Category Archives: Technology of the Day

TRR: Episode 77, “If We Could Move to Mars”



Mars has always captivated the mind and imagination of Man. Here we have an essay written by Garrett P. Serviss, who, like Percival Lowell, was a legitimate astronomer, but that did not keep them from wild flights of fancy regarding what we may one day find on The Red Planet.

“If We Could Move to Mars” (1896) by Garrett P. Serviss

The Reader

TRT: 20:20

The musical accompaniment for the show is provided through the kind generosity of Incompetech.com.


TRR: Episode 76, “The Wreck of the Titan”



This week marks the 105th anniversary of the sinking of the RMS Titanic. In this episode, we take a look at a novel written fourteen years earlier which eerily predicted the disaster.

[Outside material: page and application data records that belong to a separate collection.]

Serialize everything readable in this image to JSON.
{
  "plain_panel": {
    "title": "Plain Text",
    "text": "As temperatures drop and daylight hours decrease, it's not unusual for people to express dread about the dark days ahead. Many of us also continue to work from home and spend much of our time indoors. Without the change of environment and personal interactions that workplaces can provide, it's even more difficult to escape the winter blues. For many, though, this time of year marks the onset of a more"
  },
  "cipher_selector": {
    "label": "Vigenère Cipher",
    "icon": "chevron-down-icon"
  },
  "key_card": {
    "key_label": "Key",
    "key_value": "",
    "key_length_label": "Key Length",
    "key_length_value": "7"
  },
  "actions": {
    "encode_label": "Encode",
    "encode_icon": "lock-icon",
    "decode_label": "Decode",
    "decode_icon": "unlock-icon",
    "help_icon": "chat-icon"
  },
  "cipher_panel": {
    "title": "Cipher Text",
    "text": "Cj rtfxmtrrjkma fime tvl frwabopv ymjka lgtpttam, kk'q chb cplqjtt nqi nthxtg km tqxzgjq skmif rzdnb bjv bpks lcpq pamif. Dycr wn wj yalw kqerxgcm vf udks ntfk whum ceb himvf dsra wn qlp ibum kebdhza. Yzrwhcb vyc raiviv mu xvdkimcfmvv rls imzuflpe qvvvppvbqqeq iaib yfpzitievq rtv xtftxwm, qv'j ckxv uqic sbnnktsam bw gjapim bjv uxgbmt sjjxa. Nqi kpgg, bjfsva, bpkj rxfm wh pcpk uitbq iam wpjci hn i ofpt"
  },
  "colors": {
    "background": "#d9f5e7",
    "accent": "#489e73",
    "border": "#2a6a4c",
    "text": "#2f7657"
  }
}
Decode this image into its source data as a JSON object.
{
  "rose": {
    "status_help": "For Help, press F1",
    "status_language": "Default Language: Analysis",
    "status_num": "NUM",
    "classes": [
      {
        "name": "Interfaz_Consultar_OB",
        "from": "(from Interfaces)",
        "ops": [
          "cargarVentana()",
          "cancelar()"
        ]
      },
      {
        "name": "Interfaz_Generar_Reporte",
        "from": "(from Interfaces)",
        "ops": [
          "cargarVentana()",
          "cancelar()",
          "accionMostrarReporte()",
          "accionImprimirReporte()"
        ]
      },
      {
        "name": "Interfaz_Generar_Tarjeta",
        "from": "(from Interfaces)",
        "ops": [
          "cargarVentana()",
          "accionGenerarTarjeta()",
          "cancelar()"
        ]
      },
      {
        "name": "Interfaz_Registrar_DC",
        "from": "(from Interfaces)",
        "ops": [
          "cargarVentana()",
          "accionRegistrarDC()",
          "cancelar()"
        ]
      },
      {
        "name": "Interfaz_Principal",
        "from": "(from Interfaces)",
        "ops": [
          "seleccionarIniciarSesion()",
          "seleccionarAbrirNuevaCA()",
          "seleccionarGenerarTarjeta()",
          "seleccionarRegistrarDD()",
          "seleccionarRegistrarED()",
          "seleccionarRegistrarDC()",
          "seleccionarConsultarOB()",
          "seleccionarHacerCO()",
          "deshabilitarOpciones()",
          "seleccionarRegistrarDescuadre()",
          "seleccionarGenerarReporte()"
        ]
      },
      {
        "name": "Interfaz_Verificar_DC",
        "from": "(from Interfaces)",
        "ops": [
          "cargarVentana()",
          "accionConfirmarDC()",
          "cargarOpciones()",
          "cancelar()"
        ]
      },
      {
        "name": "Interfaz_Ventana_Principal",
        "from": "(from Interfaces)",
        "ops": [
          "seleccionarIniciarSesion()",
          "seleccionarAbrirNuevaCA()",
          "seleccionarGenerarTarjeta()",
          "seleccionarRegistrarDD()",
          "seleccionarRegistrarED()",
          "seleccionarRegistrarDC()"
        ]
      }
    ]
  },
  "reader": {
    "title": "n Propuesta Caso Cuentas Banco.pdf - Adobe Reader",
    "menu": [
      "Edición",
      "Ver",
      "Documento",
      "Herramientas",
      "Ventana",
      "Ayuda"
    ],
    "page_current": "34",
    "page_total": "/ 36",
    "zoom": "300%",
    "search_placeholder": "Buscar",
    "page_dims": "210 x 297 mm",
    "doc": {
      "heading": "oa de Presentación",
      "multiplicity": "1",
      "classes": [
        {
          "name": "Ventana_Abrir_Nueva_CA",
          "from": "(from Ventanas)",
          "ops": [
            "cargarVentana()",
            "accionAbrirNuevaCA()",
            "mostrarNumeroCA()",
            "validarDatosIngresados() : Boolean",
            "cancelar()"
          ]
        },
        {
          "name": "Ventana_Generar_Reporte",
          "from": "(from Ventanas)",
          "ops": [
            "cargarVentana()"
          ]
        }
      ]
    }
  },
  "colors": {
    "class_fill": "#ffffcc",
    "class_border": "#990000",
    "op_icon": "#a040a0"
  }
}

“Futility, or The Wreck of the Titan” (1898) by Morgan Robertson
“The Titanic Disaster Poem” (1912) by J.H. MacKenzie

The Reader

TRT: 24:39

The musical accompaniment for the show is provided through the kind generosity of Incompetech.com.


TRR: Episode 42, “Will Radio Replace the Phonograph?”



As we, like every generation before us, face a changing world, it pays to look back and see we are not alone in our uncertainty. Seeing the old and familiar fall by the wayside may cause some anxiety, but it is nothing new. At one point in the early 1920’s, there was apprehension that the new technology of radio would threaten the dominance of the phonograph for musical entertainment. Such is the subject of our selection, taken from the November, 1922 issue of Radio Broadcast Magazine.

“Will Radio Replace the Phonograph?” (1922) by Winslow A. Duerr

The Reader

TRT: 17:12

The musical accompaniment for the show is provided through the kind generosity of Incompetech.com and Archive.org.


TRR: Episode 39, “Solander’s Radio Tomb”



In this episode, we offer a story written in 1927 about the then still-new wonder that was Radio. Humorist Ellis Parker Butler wrote the story and it appeared in “Amazing Stories” magazine, and later reprinted there in 1956. Butler was, surprisingly, only a part-time author. Despite writing several books and over 2,000 short stories and articles in his 40-year long career, Butler was a full-time banker.

“Solander’s Radio Tomb” (1927) by Ellis Parker Butler

The Reader

TRT: 22:12

The musical accompaniment for the show is provided through the kind generosity of Incompetech.com and Archive.org.


TRR: Episode 38, “The Homeburg Telephone Exchange”



George H. Fitch, the “Smile King,” was a humorist who was popular at the turn of the 20th Century. Fitch was part of the tradition of gentle, observational humor later carried on by Will Rogers and Garrison Keillor. In this episode, we share a story from Fitch’s small fictional home town, Homeburg.

“The Homeburg Telephone Exchange” (1915) by George H. Fitch

The Reader

TRT: 27:09

The musical accompaniment for the show is provided through the kind generosity of Incompetech.com and Archive.org.


TRR: Episode 19, “Dots & Dashes (Part 2)”



The telegraph operator was, in many cases, a woman, just as many telephone operators are even today. In this episode, we survey the prospects for the fair sex in the field of telegraphy, which may lead to a decent wage, and, even the possibility of romance across the telegraph wires.

“Telegraphy” by Gerorge J. Manson, from “Work for Women” (1883)
“The Telegrapher’s Valentine” by J.C. Maxwell (1860)
“Wired Love” (1880) by Ella Cheever Thayer

The Reader

TRR: Episode 19, “Dots & Dashes (Part 2)”
TRT: 24:23

The musical accompaniment for the show is provided through the kind generosity of Incompetech.com.


TRR: Episode 18, “Dots & Dashes (Part 1)”



Dots and dashes, the language of telegraphy, and later, what became known as wireless. In this episode, we try our hand at the sending key of the original method of sending an e-mail (an electronic mailing), as we explore the world of the telegraph, its origin, and its effect upon the world.

“A Story of the Telegraph” (1905) by John Murray
“Heroes of the Telegraph” (1891) by J. Munro
“Great Inventions and Discoveries” (1911) by Willis Duff Piercy
“The Romance of Modern Invention” (1907) by Archibald Adams
“Along the Smooth and Slender Wires” (1848) by Unknown

The Reader

TRR: Episode 18, “Dots & Dashes (Part 1)”
TRT: 21:49

The musical accompaniment for the show is provided through the kind generosity of Incompetech.com.